Sergei Rachmaninoff

Ondine SACD 1206

All-Night Vigil

  • Vespers & Matins, Op. 37
Latvian Radio Chorus/Sigvards Klava
Ondine ODE1206-5 Hybrid Multichannel SACD
Find it at AmazonFind it at Amazon UKFind it at Amazon GermanyFind it at Amazon CanadaFind it at Amazon FranceFind it at Amazon JapanOrder Now from ArkivMusic.comFind it at CD Universe Find it at HBDirect Find it at JPC

For being such utterly beautiful music, this piece doesn't seem to get a whole lot of attention. That's a shame, because you can't help but be captivated by it once you listen. I've written in these pages about the dangers of extolling a composer for a particular section of his work; this unfortunately tends to smother the hidden gems in his or her output. The Vespers aren't exactly hidden, but they aren't clogging the shelves either. Hopefully this excellent release from Ondine will help remedy that.

My benchmark for this work was the great Robert Shaw's a reading of simply ethereal beauty and recorded in France for Telarc. Like everything that team recorded in France (Poulenc, etc), the tonal mastery of the chorus can be offset by less than authentic sounds and some questionably heavy acoustics. Not that I'm about to drop those albums, as they set a choral standard and remain references. Still, Shaw can't be your only choice, and I can warmly recommend this disc, not just as a possible supplement, but maybe a first choice.

Right away, the disc pulls you in with some wonderfully intoned bass chants. These are omitted from the Shaw (and other readings as well) and instantly add a sense of authenticity. So too does the excellent singing of the Latvian Radio Chorus. They sing less smoothly than do Shaw's singers – so do most choirs before or since – but the singing has much more bite and "tang" as result. Tempos are swifter on the Ondine disc, and there is an extraordinary amount of lovely sound without the need to draw anything out or linger. The whole ensemble is impeccably blended, the various Russian intonations have already been mentioned, yet they provide logical bridges for the various sections.

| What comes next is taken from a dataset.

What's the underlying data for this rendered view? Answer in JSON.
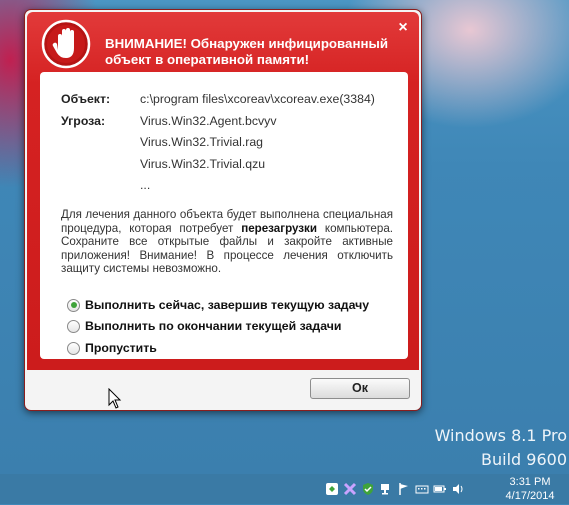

If you own the Shaw and find yourself thrilled, yet occasionally overwhelmed, give this a try. It's just as well sung, maybe better considering the work in question, and Ondine provides its usual high quality sound. I listened in stereo only, but I wouldn't doubt that this Hybrid SACD provides a pretty special experience on high end players. Whatever the format you choose, make this a priority.

Copyright © 2013, Brian Wigman

Trumpet